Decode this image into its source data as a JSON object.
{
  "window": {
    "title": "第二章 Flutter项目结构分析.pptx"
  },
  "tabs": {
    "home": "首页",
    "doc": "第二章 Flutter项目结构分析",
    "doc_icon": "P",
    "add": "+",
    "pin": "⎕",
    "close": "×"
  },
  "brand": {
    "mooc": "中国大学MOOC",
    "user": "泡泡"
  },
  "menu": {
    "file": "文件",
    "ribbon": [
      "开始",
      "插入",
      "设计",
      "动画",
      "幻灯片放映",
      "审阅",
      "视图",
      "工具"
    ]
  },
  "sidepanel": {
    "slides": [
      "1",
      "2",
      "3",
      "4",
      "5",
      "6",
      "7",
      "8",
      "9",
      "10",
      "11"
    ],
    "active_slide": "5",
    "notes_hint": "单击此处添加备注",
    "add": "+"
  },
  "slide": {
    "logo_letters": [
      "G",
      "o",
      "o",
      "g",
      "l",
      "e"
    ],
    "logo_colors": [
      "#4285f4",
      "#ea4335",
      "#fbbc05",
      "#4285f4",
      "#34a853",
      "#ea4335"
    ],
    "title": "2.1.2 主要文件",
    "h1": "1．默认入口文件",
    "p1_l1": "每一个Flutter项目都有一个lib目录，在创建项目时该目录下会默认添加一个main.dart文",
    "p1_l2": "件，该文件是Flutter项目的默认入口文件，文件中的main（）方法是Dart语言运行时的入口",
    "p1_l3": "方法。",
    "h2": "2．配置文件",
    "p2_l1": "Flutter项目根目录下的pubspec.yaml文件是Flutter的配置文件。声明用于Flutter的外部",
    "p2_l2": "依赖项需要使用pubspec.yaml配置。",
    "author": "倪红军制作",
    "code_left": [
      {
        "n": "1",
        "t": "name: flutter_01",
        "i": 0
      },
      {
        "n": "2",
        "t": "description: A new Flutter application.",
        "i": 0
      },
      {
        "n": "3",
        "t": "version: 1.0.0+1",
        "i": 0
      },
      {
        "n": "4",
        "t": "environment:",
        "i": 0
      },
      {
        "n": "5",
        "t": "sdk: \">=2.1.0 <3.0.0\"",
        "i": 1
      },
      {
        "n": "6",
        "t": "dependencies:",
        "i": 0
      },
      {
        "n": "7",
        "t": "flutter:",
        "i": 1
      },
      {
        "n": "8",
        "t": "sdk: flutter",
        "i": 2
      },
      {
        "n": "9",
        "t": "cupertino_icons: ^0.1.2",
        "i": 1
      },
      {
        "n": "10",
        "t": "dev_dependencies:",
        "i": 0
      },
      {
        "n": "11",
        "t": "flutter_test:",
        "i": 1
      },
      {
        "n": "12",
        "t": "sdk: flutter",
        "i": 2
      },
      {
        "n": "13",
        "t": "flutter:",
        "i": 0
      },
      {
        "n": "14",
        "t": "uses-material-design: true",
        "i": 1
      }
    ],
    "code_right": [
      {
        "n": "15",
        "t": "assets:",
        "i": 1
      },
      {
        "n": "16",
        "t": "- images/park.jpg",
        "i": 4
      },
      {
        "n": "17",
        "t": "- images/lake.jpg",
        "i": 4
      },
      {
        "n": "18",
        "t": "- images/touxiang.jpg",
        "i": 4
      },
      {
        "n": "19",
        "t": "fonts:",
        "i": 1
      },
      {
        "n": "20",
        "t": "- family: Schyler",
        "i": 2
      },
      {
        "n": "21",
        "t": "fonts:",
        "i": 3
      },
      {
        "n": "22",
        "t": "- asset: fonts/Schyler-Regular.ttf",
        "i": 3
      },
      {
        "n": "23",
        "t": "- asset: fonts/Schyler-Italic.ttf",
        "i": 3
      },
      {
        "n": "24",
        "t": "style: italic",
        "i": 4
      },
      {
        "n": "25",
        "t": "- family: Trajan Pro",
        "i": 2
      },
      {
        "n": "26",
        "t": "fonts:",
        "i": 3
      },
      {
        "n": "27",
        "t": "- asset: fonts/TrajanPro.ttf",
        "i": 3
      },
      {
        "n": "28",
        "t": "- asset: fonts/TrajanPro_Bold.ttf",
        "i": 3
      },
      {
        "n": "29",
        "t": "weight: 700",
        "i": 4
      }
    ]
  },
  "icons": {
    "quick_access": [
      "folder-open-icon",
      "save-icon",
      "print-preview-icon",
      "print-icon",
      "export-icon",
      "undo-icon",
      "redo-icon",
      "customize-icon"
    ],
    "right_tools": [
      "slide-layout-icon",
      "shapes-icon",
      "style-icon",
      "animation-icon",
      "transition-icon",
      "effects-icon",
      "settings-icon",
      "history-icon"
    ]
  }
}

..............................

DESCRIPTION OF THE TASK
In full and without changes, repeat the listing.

ANSWER BELOW
Decode this image into its source data as a JSON object.
{
  "window": {
    "title": "第二章 Flutter项目结构分析.pptx"
  },
  "tabs": {
    "home": "首页",
    "doc": "第二章 Flutter项目结构分析",
    "doc_icon": "P",
    "add": "+",
    "pin": "⎕",
    "close": "×"
  },
  "brand": {
    "mooc": "中国大学MOOC",
    "user": "泡泡"
  },
  "menu": {
    "file": "文件",
    "ribbon": [
      "开始",
      "插入",
      "设计",
      "动画",
      "幻灯片放映",
      "审阅",
      "视图",
      "工具"
    ]
  },
  "sidepanel": {
    "slides": [
      "1",
      "2",
      "3",
      "4",
      "5",
      "6",
      "7",
      "8",
      "9",
      "10",
      "11"
    ],
    "active_slide": "5",
    "notes_hint": "单击此处添加备注",
    "add": "+"
  },
  "slide": {
    "logo_letters": [
      "G",
      "o",
      "o",
      "g",
      "l",
      "e"
    ],
    "logo_colors": [
      "#4285f4",
      "#ea4335",
      "#fbbc05",
      "#4285f4",
      "#34a853",
      "#ea4335"
    ],
    "title": "2.1.2 主要文件",
    "h1": "1．默认入口文件",
    "p1_l1": "每一个Flutter项目都有一个lib目录，在创建项目时该目录下会默认添加一个main.dart文",
    "p1_l2": "件，该文件是Flutter项目的默认入口文件，文件中的main（）方法是Dart语言运行时的入口",
    "p1_l3": "方法。",
    "h2": "2．配置文件",
    "p2_l1": "Flutter项目根目录下的pubspec.yaml文件是Flutter的配置文件。声明用于Flutter的外部",
    "p2_l2": "依赖项需要使用pubspec.yaml配置。",
    "author": "倪红军制作",
    "code_left": [
      {
        "n": "1",
        "t": "name: flutter_01",
        "i": 0
      },
      {
        "n": "2",
        "t": "description: A new Flutter application.",
        "i": 0
      },
      {
        "n": "3",
        "t": "version: 1.0.0+1",
        "i": 0
      },
      {
        "n": "4",
        "t": "environment:",
        "i": 0
      },
      {
        "n": "5",
        "t": "sdk: \">=2.1.0 <3.0.0\"",
        "i": 1
      },
      {
        "n": "6",
        "t": "dependencies:",
        "i": 0
      },
      {
        "n": "7",
        "t": "flutter:",
        "i": 1
      },
      {
        "n": "8",
        "t": "sdk: flutter",
        "i": 2
      },
      {
        "n": "9",
        "t": "cupertino_icons: ^0.1.2",
        "i": 1
      },
      {
        "n": "10",
        "t": "dev_dependencies:",
        "i": 0
      },
      {
        "n": "11",
        "t": "flutter_test:",
        "i": 1
      },
      {
        "n": "12",
        "t": "sdk: flutter",
        "i": 2
      },
      {
        "n": "13",
        "t": "flutter:",
        "i": 0
      },
      {
        "n": "14",
        "t": "uses-material-design: true",
        "i": 1
      }
    ],
    "code_right": [
      {
        "n": "15",
        "t": "assets:",
        "i": 1
      },
      {
        "n": "16",
        "t": "- images/park.jpg",
        "i": 4
      },
      {
        "n": "17",
        "t": "- images/lake.jpg",
        "i": 4
      },
      {
        "n": "18",
        "t": "- images/touxiang.jpg",
        "i": 4
      },
      {
        "n": "19",
        "t": "fonts:",
        "i": 1
      },
      {
        "n": "20",
        "t": "- family: Schyler",
        "i": 2
      },
      {
        "n": "21",
        "t": "fonts:",
        "i": 3
      },
      {
        "n": "22",
        "t": "- asset: fonts/Schyler-Regular.ttf",
        "i": 3
      },
      {
        "n": "23",
        "t": "- asset: fonts/Schyler-Italic.ttf",
        "i": 3
      },
      {
        "n": "24",
        "t": "style: italic",
        "i": 4
      },
      {
        "n": "25",
        "t": "- family: Trajan Pro",
        "i": 2
      },
      {
        "n": "26",
        "t": "fonts:",
        "i": 3
      },
      {
        "n": "27",
        "t": "- asset: fonts/TrajanPro.ttf",
        "i": 3
      },
      {
        "n": "28",
        "t": "- asset: fonts/TrajanPro_Bold.ttf",
        "i": 3
      },
      {
        "n": "29",
        "t": "weight: 700",
        "i": 4
      }
    ]
  },
  "icons": {
    "quick_access": [
      "folder-open-icon",
      "save-icon",
      "print-preview-icon",
      "print-icon",
      "export-icon",
      "undo-icon",
      "redo-icon",
      "customize-icon"
    ],
    "right_tools": [
      "slide-layout-icon",
      "shapes-icon",
      "style-icon",
      "animation-icon",
      "transition-icon",
      "effects-icon",
      "settings-icon",
      "history-icon"
    ]
  }
}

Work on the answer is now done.